Holiday stress can take a toll on the whole family including your children. An increase in temper tantrums is not uncommon. Understanding the common temper tantrum triggers will help you be better prepared to handle them in case your little one starts to have one.
As the shopping season approaches, keep in mind that all day shopping trips can be a lot for your child to handle. Big crowds and long lines can become overwhelming to your little one and if possible it would be best to arrange some sort of childcare prior to going shopping. If you are unable to arrange childcare, try to have a list so you can be in and out of the store as quickly as possible.
When it comes to holiday dinner, have a couple foods available that your child likes and has had in the past. This will help to avoid a tantrum from not wanting to eat foods that they are have not had before. It is a good idea that you introduce new foods to child, but not the best idea to do it at a holiday gathering where they might already be overwhelmed. Talk about table manners prior to the meal, but have realistic expectations.
The increase in people coming to the house for holiday gathering can sometimes be scary for small children. Introducing your children to everyone or reminding them how they know a person that comes in will make the situation not as intimidating to them.
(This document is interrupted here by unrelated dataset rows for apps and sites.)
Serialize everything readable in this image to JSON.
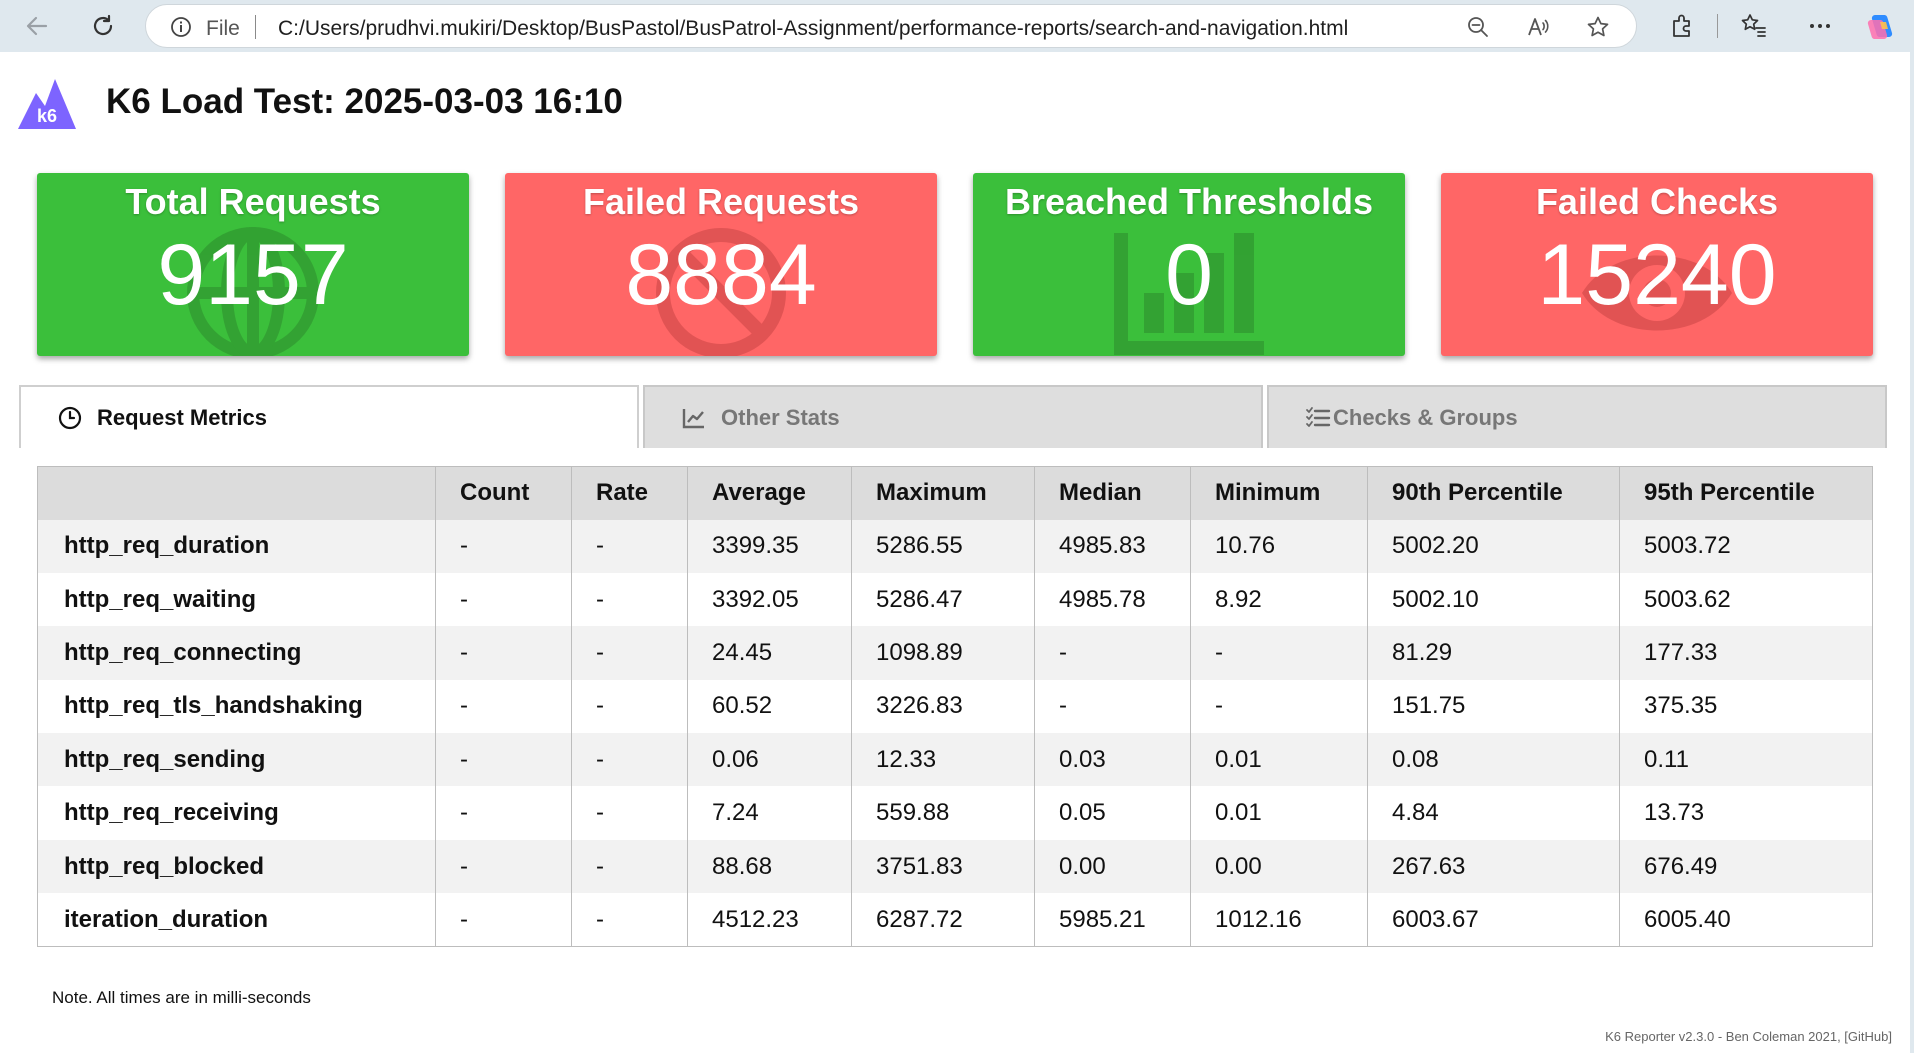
{
  "browser": {
    "file_label": "File",
    "url": "C:/Users/prudhvi.mukiri/Desktop/BusPastol/BusPatrol-Assignment/performance-reports/search-and-navigation.html",
    "icons": [
      "back-icon",
      "refresh-icon",
      "info-icon",
      "zoom-out-icon",
      "read-aloud-icon",
      "favorite-star-icon",
      "extensions-icon",
      "favorites-list-icon",
      "more-icon",
      "copilot-icon"
    ]
  },
  "header": {
    "logo_text": "k6",
    "title": "K6 Load Test: 2025-03-03 16:10"
  },
  "cards": [
    {
      "label": "Total Requests",
      "value": "9157",
      "color": "#3bbf3b",
      "icon": "globe-icon"
    },
    {
      "label": "Failed Requests",
      "value": "8884",
      "color": "#ff6666",
      "icon": "ban-icon"
    },
    {
      "label": "Breached Thresholds",
      "value": "0",
      "color": "#3bbf3b",
      "icon": "chart-bar-icon"
    },
    {
      "label": "Failed Checks",
      "value": "15240",
      "color": "#ff6666",
      "icon": "eye-icon"
    }
  ],
  "tabs": [
    {
      "label": "Request Metrics",
      "icon": "clock-icon",
      "active": true
    },
    {
      "label": "Other Stats",
      "icon": "chart-line-icon",
      "active": false
    },
    {
      "label": "Checks & Groups",
      "icon": "tasks-icon",
      "active": false
    }
  ],
  "table": {
    "headers": [
      "",
      "Count",
      "Rate",
      "Average",
      "Maximum",
      "Median",
      "Minimum",
      "90th Percentile",
      "95th Percentile"
    ],
    "rows": [
      [
        "http_req_duration",
        "-",
        "-",
        "3399.35",
        "5286.55",
        "4985.83",
        "10.76",
        "5002.20",
        "5003.72"
      ],
      [
        "http_req_waiting",
        "-",
        "-",
        "3392.05",
        "5286.47",
        "4985.78",
        "8.92",
        "5002.10",
        "5003.62"
      ],
      [
        "http_req_connecting",
        "-",
        "-",
        "24.45",
        "1098.89",
        "-",
        "-",
        "81.29",
        "177.33"
      ],
      [
        "http_req_tls_handshaking",
        "-",
        "-",
        "60.52",
        "3226.83",
        "-",
        "-",
        "151.75",
        "375.35"
      ],
      [
        "http_req_sending",
        "-",
        "-",
        "0.06",
        "12.33",
        "0.03",
        "0.01",
        "0.08",
        "0.11"
      ],
      [
        "http_req_receiving",
        "-",
        "-",
        "7.24",
        "559.88",
        "0.05",
        "0.01",
        "4.84",
        "13.73"
      ],
      [
        "http_req_blocked",
        "-",
        "-",
        "88.68",
        "3751.83",
        "0.00",
        "0.00",
        "267.63",
        "676.49"
      ],
      [
        "iteration_duration",
        "-",
        "-",
        "4512.23",
        "6287.72",
        "5985.21",
        "1012.16",
        "6003.67",
        "6005.40"
      ]
    ]
  },
  "note": "Note. All times are in milli-seconds",
  "footer": "K6 Reporter v2.3.0 - Ben Coleman 2021, [GitHub]"
}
This is a season of reflecting what you are grateful for in your life and teaching children how to be grateful is important. Teaching them to be grateful for the time they are sharing with family instead of focusing on gifts can also help reduce the possibility of a tantrum. Raising a grateful child will go even farther than just this holiday season. Studies have shown that people that are grateful are healthier because they often feel happier, are more optimistic, take better care of themselves, have stronger immune systems and have a brighter outlook on the future.
Wishing you a temper tantrum free holiday season,